Arch-Audit : A Tool To Check Vulnerable Packages In Arch Linux
We have to make the system up-to date to minimize the downtime and issues.
It’s one of the routine task for Linux administrator to patch the system once in a month or 60 days once or 90 days at maximum.
It would be sufficient schedule and we can’t do it this less than a month as it’s involve multiple activities and environments.
Basically infrastructure comes with Test, Development, QA a.k.a Staging & Prod environments.
Initially we will deploy the patches in the Test environment and corresponding team will be monitoring the system a week then they will give a status report like good or bad.
If it’s success then we will move forward to other environments. If everything is good then finally we will patch production servers.
Many of the organization has prepare to patch entire system. i mean full system update. It is a general patching schedule for a typical infrastructure.
In some of the infrastructure they may have only production environment so, we should not prepare for the full system update instead we can go with security patch to make the system more stable and secure.

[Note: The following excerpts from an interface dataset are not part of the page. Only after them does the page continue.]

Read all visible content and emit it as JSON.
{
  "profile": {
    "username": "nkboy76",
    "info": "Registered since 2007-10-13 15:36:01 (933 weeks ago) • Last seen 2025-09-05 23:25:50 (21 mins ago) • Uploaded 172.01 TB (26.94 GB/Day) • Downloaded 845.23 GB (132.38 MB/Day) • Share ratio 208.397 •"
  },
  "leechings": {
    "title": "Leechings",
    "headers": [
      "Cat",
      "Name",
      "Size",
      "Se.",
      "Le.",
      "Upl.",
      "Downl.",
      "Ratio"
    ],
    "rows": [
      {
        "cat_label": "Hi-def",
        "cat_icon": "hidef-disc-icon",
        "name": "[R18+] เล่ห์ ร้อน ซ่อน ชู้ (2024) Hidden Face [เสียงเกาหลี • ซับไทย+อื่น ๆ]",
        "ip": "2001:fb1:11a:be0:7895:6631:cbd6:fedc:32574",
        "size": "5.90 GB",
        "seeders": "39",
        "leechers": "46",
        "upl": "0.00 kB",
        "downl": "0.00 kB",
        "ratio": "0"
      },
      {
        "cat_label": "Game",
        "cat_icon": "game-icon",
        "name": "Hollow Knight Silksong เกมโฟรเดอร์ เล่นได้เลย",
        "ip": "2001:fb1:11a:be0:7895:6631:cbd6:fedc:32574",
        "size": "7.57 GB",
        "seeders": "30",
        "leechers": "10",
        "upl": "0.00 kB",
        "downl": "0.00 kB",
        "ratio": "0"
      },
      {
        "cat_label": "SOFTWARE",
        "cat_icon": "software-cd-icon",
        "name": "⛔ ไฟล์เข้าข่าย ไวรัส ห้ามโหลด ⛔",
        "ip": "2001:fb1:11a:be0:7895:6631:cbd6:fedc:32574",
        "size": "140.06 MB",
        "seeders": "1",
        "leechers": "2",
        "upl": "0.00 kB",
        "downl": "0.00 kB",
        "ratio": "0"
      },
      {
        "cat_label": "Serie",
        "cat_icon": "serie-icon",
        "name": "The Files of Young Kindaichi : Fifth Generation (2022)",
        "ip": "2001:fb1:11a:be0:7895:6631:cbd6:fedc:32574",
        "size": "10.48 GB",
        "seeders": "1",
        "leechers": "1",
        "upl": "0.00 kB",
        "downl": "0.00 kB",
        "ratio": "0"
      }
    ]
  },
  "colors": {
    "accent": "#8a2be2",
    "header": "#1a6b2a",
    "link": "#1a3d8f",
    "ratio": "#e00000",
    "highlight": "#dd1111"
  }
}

Since Arch Linux and its derivatives distributions are fall under rolling release can be considered to be always up-to-date, as it uses the latest versions of software packages from the upstream.
In some cases if you want to update security patch alone then you have to use arch-audit tool to identify and fix the security patches.
What is a Vulnerability?
A vulnerability is a security weakness in a software program or hardware components (firmware). It’s a flaw that can leave it open to attack.
To mitigate this we need to patch accordingly like for application/hardware it could be a code changes or config changes or parameter changes.
What is Arch-Audit Tool?
Arch-audit is a tool like pkg-audit for Arch Linux system. It Uses data collected by the awesome Arch Security Team. It wont scan and find the vulnerable packages on your system like yum –security check-update & yum updateinfo list available and it will simply parse the https://security.archlinux.org/ page and display the results in terminal. So, it would show the accurate data.
The Arch Security Team is a group of volunteers whose goal is to track security issues with Arch Linux packages. All issues are tracked on the Arch Linux security tracker.
The team was formerly known as the Arch CVE Monitoring Team. The mission of the Arch Security Team is to contribute to the improvement of the security of Arch Linux.
How to Install arch-audit tool in Arch Linux
The arch-audit tool is available in community repository so you can use the Pacman Package Manager to install it.
$ sudo pacman -S arch-audit
arch-audit tool to find the open vulnerable packages on Arch based distributions.
$ arch-audit Package cairo is affected by CVE-2017-7475. Low risk! Package exiv2 is affected by CVE-2017-11592, CVE-2017-11591, CVE-2017-11553, CVE-2017-17725, CVE-2017-17724, CVE-2017-17723, CVE-2017-17722. Medium risk! Package libtiff is affected by CVE-2018-18661, CVE-2018-18557, CVE-2017-9935, CVE-2017-11613. High risk!. Update to 4.0.10-1! Package openssl is affected by CVE-2018-0735, CVE-2018-0734. Low risk! Package openssl-1.0 is affected by CVE-2018-5407, CVE-2018-0734. Low risk! Package patch is affected by CVE-2018-6952, CVE-2018-1000156. High risk!. Update to 2.7.6-7! Package pcre is affected by CVE-2017-11164. Low risk! Package systemd is affected by CVE-2018-6954, CVE-2018-15688, CVE-2018-15687, CVE-2018-15686. Critical risk!. Update to 239.300-1! Package unzip is affected by CVE-2018-1000035. Medium risk! Package webkit2gtk is affected by CVE-2018-4372. Critical risk!. Update to 2.22.4-1!
The above result shows the vulnerability risk status as well such as Low, Medium and Critical.
To Show only vulnerable package names and their versions.
$ arch-audit -q cairo exiv2 libtiff>=4.0.10-1 openssl openssl-1.0 patch>=2.7.6-7 pcre systemd>=239.300-1 unzip webkit2gtk>=2.22.4-1
To show only packages that have already been fixed.
$ arch-audit --upgradable --quiet libtiff>=4.0.10-1 patch>=2.7.6-7 systemd>=239.300-1 webkit2gtk>=2.22.4-1
To cross check the above results, i’m going to test one of the package which is listed above in https://www.archlinux.org/packages/ to confirm whether the vulnerability is still open or fixed it. Yes, it’s fixed and published the updated package in repository on yesterday.
To print only package names and associated CVEs alone.
$ arch-audit -uf "%n|%c" libtiff|CVE-2018-18661,CVE-2018-18557,CVE-2017-9935,CVE-2017-11613 patch|CVE-2018-6952,CVE-2018-1000156 systemd|CVE-2018-6954,CVE-2018-15688,CVE-2018-15687,CVE-2018-15686 webkit2gtk|CVE-2018-4372